Quality of life in adults with hearing loss can be improved with appropriate intervention.  Emotional, communication, and cognitive function, as well as depression scores improved after hearing aid fitting (Mulrow et al., 1990).  The need to increase early detection of adult hearing loss was further emphasized by economic advantages found by Morris, Lutman, Cook, and Turner (2012):  they reported that screening is more cost effective than referral by the General  Practitioner, and recommended a pilot of hearing screening at 60, 65, and 70 years of age. 

The tendency for people under 70 with marginal hearing loss to seek assessment indicates that increased awareness provided by well publicized screening programs and availability of assessment opportunities may eventually result in more people seeking support earlier for hearing difficulties.  Considering the time delay between first validation of perceived difficulty by professional verification of hearing loss and adoption of hearing aids, it remains to be seen if the group of people who participated in the study will adopt intervention earlier than predicted by existing reports.  Timely screening for hearing loss and communication difficulty, and preliminary counseling may be the first step toward this goal.  Further outcome measures are needed to investigate the impact of this screening program and sustainability of results.  As the primary care physician is older adults’ main health service provider, sensitization to early signs and timely referral for hearing evaluation and amplification might significantly improve quality of life in older adults.

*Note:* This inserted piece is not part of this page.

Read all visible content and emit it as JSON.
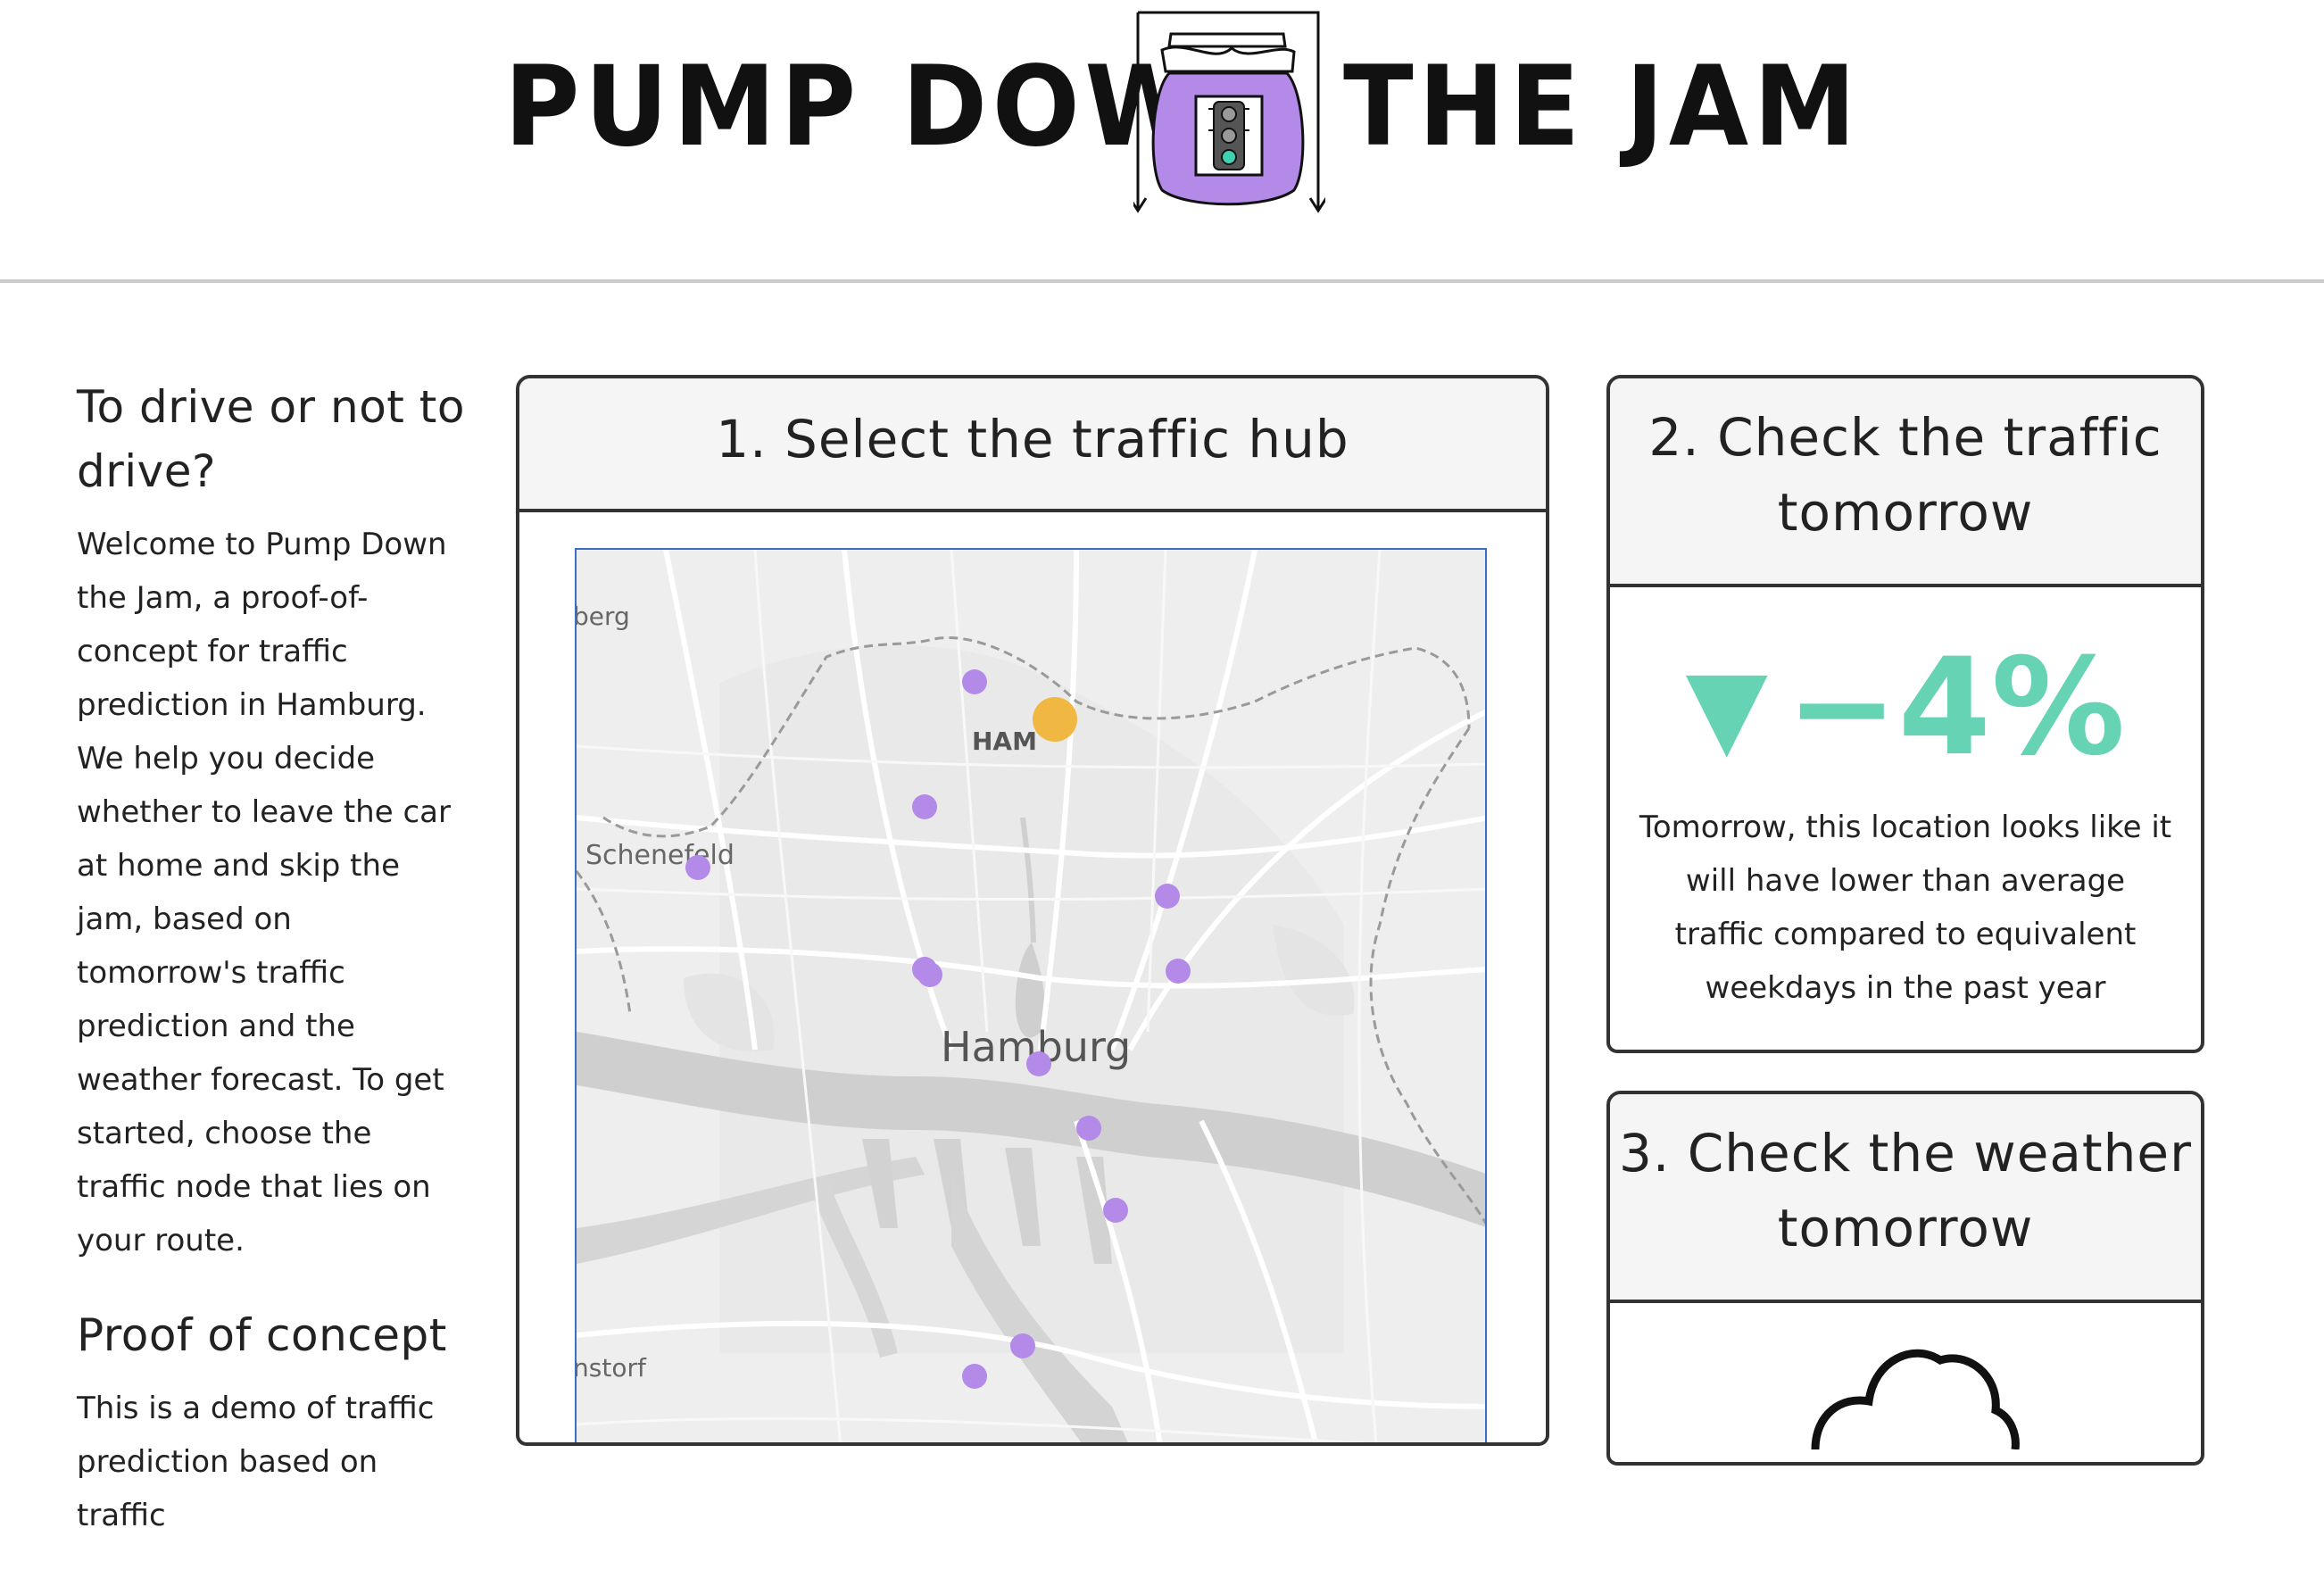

This program was implemented by Cyprus Audiology Center, funded by the European project “AHEAD III: Assessment of Hearing in the Elderly:  Aging and Degeneration – Integration through Immediate Intervention”.  FP7, contract HEALTH-F2-2008-20083, 2008-2011.